Three Poems by Will Harris



My granddad introduced me to shallots, which he would fry 

in butter with chopped potatoes. I tried to write about this


but a friend said I’d made a Heaneyesque fetish of the word 

shallot – or was it a reference to ‘The Lady of Shalott’? 


When Granddad died I turned to Schopenhauer. I thought 

only suffering was real and happiness pain’s absence. 


I convinced myself that art should draw from the well 

of its own making, as when Hart Crane sings the silken skilled 


transmemberment of song, his pained voice carrying across 

(or through) unmaimed. No one should have to say they’re sad.





I know I should get rid of things, ‘let go’,

so I start making piles of paper to be

sifted through and (maybe) disposed of 

when among my university notes – most of

them angular, angry doodles – I find 

this squib: the heart’s wax, soft enough 

to show the slightest mark and deep 

enough for it to last. Which is the kind 

of bullshit I once scribbled half-asleep 

in lecture halls when I was bored, nearly 

twenty – stalling – weltering in stuff

I should have left behind, like my blurred

love of high modernism, its terrible belief

in progress, a world where NO PART

CAN BE REDUNDANT. Oh the heart…

I don’t know if technology gives our brief

epiphanies more/less value. If I wrote

it now I’d be more candid, try to quote

myself. In Shepherd’s Bush, a green-

shirted man eats a kebab with his phone 

propped up in front of him – a Skype 

image of a room with pear-coloured 

wallpaper, a woman shouting off-screen. 

The heart’s not wax, it’s fucking stone

and if the past can’t be escaped I hope 

it smothers me – slowly – before letting go.



Paradise Lost: Book IX


I dozed, woke up, the forecast looking grim

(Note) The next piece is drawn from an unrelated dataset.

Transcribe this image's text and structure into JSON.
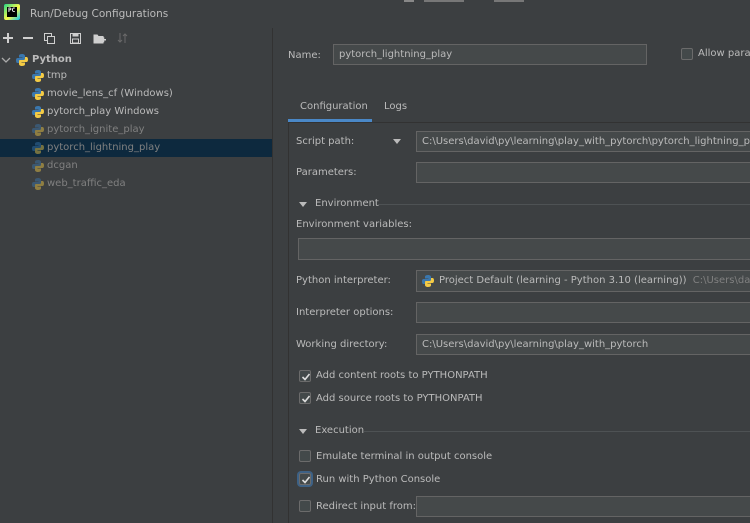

– Florida tilted towards Trump – then dozed

again and woke hours later as a scrim

of cloud loured above me, metamorphosed

into – what? Figures weirdly glitched.

That morning, teaching Milton, I steered close 

to being explicit: How was it breached,

the Garden? The moment they let evil in?

Or maybe Paradise itself was fixed?

But for Milton, I said, it makes no sense

to think that good and evil are opposed;

dark can’t be driven out, or shame unmixed

from pleasure. Forget raking over sins.

Think of despair, the lengths to which it goes.



Will Harris co-edits the small press 13 Pages and helps organise The Poetry Inquisition. His poems have been published in The Poetry ReviewThe White Review and The Rialto, where he is an Assistant Editor. His debut pamphlet is forthcoming from HappenStance. He is also a fellow of the Complete Works III, and will be published as part of the Bloodaxe anthology Ten: Poets of the New Generation later this year.



Image credit: Jessie Williams

Leave a Reply